"Last summer I had to approve some stuff for a radio benefit, and so I was listening to one of the last live shows I did," she says. "My engineer has been recording all our shows for the last five or 10 years because technology is that easy. I was listening to one of the last shows we did in Rio, Brazil, in December 2019, and I couldn't get over that good feeling when I was listening to it."

"You could feel that audience energy and the band energy," she continues. "That thing that happens when the two things collide and make live music so amazing and special. So I thought, 'Well, I don't know when we're going to get to play live again, so let's just put this out.'"

Diane Russo Norah Jones

Whenever she performs some of her older classics, like 2002's "Don't Know Why," live, Jones says it's always a "pleasant" experience.

"I actually love it," she says. "Some people think it's a drag, but it's not. I love it. And I love how the audience reacts when they hear the older songs because they're so happy. Then that makes me so happy. So, I could never get sick of doing it."

Now Jones is happy to get back to playing live shows and being in the studio "with other humans again."

"It's just a huge relief," she says. "It feeds good things, so it's exciting.
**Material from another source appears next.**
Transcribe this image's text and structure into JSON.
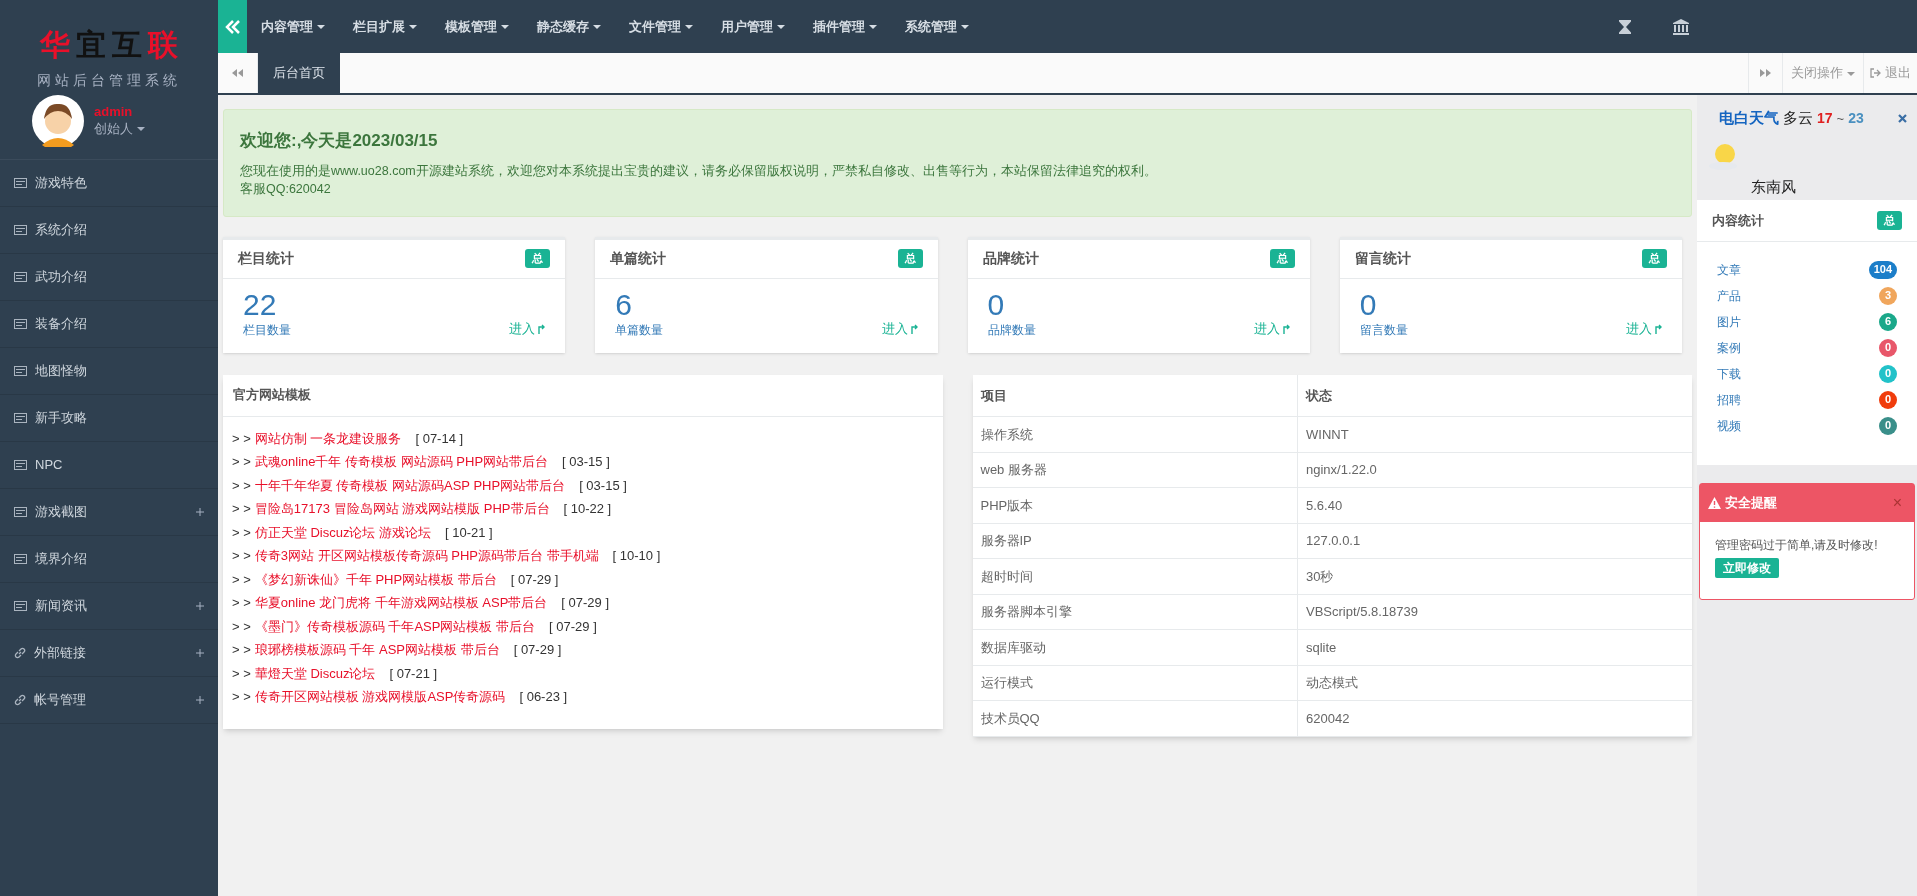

I think I'm going to hopefully do some [more live stuff] in the fall, because I'm just going to hang out with my kids this summer mostly."